Work to complete
Make an exact copy of the entries, and keep any pictures out of it.

◇ ◇ ◇ ◇ ◇ ◇ ◇

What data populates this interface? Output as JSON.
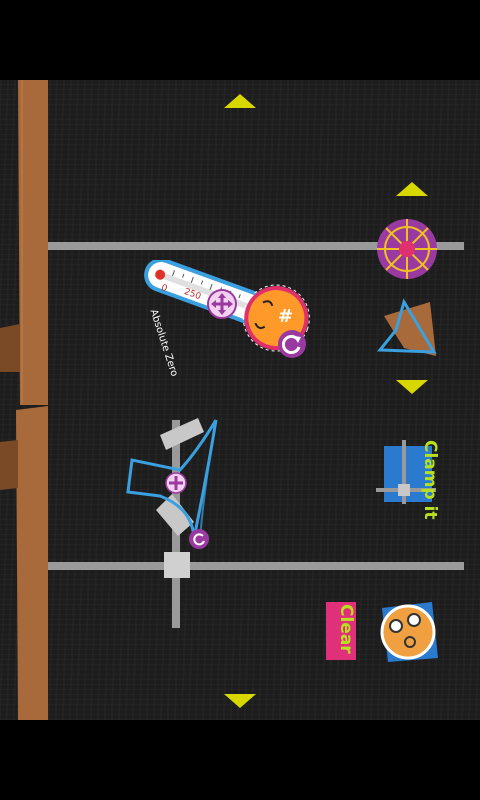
{
  "thermometer": {
    "scale_min": "0",
    "scale_mid": "250",
    "caption": "Absolute Zero"
  },
  "toolbar": {
    "clamp_label": "Clamp it",
    "clear_label": "Clear"
  },
  "colors": {
    "background": "#1d1d1d",
    "wood": "#a86a3a",
    "rail": "#9a9a9a",
    "arrow": "#d8d800",
    "accent_blue": "#3aa0e0",
    "accent_purple": "#9a3aa0"
  },
  "icons": [
    "scroll-up-arrow-icon",
    "scroll-down-arrow-icon",
    "move-icon",
    "rotate-icon",
    "prize-wheel-icon",
    "paper-plane-icon",
    "face-icon"
  ]
}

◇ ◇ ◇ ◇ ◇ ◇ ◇

Answer for the task
What data populates this interface? Output as JSON.
{
  "thermometer": {
    "scale_min": "0",
    "scale_mid": "250",
    "caption": "Absolute Zero"
  },
  "toolbar": {
    "clamp_label": "Clamp it",
    "clear_label": "Clear"
  },
  "colors": {
    "background": "#1d1d1d",
    "wood": "#a86a3a",
    "rail": "#9a9a9a",
    "arrow": "#d8d800",
    "accent_blue": "#3aa0e0",
    "accent_purple": "#9a3aa0"
  },
  "icons": [
    "scroll-up-arrow-icon",
    "scroll-down-arrow-icon",
    "move-icon",
    "rotate-icon",
    "prize-wheel-icon",
    "paper-plane-icon",
    "face-icon"
  ]
}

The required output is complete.